• AIM OF THE TASK: Copy each line of the data beneath in which the word "rows" appears.

Excerpts from an interface dataset:
****************

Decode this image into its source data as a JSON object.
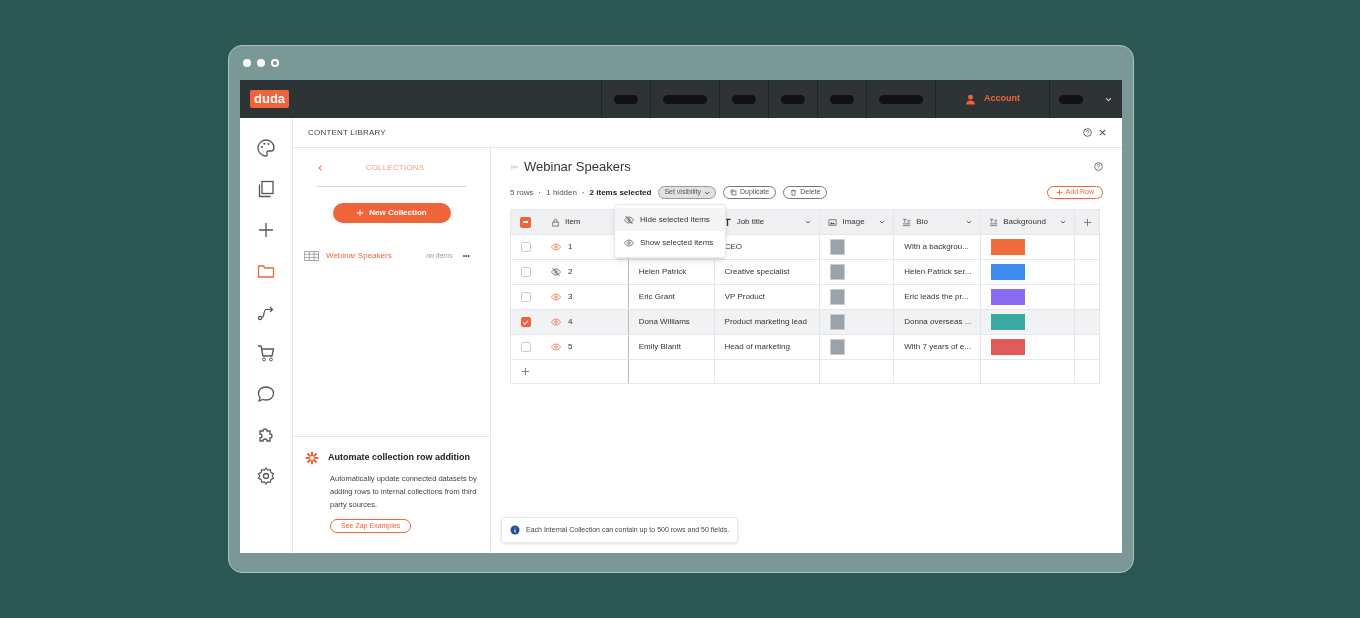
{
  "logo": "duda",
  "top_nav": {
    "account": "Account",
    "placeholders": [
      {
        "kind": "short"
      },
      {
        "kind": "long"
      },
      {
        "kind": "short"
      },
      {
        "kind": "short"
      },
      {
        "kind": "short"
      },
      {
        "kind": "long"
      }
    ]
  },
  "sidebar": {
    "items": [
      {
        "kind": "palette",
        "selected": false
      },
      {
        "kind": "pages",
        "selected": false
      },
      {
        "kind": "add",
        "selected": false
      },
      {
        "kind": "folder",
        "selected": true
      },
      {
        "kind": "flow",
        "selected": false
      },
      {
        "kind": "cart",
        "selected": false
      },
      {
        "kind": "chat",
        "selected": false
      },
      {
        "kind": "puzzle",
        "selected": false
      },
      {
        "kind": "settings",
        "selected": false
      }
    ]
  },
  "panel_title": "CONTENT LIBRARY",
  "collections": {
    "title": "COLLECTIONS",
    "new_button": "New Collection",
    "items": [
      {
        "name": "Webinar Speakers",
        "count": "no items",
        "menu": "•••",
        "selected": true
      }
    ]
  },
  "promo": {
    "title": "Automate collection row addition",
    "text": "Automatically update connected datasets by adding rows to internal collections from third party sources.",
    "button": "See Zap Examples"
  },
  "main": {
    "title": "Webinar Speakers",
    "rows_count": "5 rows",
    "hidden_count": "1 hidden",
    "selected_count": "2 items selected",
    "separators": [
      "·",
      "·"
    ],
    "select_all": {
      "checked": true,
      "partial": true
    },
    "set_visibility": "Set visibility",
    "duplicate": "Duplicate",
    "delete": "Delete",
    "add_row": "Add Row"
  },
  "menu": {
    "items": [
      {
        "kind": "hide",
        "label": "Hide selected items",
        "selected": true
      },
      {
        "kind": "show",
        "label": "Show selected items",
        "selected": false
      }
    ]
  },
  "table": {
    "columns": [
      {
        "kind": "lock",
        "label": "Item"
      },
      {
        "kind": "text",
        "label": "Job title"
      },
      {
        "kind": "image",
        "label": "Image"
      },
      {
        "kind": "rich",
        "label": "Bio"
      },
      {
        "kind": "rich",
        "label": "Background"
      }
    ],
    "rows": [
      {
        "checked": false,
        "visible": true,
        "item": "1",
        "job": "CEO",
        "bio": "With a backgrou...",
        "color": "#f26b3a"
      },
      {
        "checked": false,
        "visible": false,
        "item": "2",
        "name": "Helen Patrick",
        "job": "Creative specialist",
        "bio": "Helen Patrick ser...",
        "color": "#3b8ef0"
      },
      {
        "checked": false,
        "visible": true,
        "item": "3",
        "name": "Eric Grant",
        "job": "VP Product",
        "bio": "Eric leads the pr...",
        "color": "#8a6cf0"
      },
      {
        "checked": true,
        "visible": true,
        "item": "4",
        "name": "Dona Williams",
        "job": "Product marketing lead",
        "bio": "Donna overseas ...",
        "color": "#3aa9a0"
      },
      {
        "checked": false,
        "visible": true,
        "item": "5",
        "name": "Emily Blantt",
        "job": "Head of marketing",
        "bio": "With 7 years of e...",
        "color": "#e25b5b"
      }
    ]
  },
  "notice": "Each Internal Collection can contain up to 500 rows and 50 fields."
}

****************

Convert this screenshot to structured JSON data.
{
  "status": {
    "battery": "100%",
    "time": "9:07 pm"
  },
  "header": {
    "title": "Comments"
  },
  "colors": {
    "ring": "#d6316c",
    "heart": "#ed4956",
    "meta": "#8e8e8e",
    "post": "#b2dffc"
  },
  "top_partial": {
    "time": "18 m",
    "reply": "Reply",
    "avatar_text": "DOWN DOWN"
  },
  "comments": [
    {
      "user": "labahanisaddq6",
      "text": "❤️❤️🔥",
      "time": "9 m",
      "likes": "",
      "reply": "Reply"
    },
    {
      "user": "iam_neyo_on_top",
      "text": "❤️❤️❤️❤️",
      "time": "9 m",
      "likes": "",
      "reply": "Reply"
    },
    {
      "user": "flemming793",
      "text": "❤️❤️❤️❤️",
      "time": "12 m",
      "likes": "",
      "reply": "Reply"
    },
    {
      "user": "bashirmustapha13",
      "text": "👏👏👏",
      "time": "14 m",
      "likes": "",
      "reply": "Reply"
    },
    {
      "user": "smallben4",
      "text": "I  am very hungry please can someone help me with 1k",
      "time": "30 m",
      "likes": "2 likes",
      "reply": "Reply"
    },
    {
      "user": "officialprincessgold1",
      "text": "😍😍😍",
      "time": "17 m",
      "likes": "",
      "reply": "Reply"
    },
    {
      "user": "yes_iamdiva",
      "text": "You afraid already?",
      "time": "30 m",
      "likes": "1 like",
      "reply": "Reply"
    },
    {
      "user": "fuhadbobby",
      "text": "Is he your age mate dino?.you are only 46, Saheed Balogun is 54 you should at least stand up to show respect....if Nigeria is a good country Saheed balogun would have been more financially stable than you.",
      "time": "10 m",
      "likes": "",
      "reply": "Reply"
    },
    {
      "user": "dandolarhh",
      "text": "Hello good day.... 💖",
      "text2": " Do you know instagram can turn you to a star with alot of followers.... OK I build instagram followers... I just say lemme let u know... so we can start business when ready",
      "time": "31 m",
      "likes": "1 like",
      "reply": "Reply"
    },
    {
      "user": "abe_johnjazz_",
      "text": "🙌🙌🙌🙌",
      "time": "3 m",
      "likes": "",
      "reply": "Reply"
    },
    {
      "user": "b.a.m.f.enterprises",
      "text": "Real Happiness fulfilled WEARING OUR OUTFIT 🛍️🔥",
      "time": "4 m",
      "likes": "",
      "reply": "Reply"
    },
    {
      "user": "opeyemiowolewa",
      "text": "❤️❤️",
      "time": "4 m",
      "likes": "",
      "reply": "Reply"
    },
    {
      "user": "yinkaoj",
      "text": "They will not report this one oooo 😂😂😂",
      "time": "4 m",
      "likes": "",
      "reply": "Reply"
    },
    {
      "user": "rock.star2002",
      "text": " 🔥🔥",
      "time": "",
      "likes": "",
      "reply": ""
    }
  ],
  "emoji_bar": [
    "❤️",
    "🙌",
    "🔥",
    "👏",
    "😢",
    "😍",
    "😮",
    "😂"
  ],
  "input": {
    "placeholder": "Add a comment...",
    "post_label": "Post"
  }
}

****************

• WRITTEN SOLUTION:
    "text": "Automatically update connected datasets by adding rows to internal collections from third party sources.",
    "rows_count": "5 rows",
    "rows": [
  "notice": "Each Internal Collection can contain up to 500 rows and 50 fields."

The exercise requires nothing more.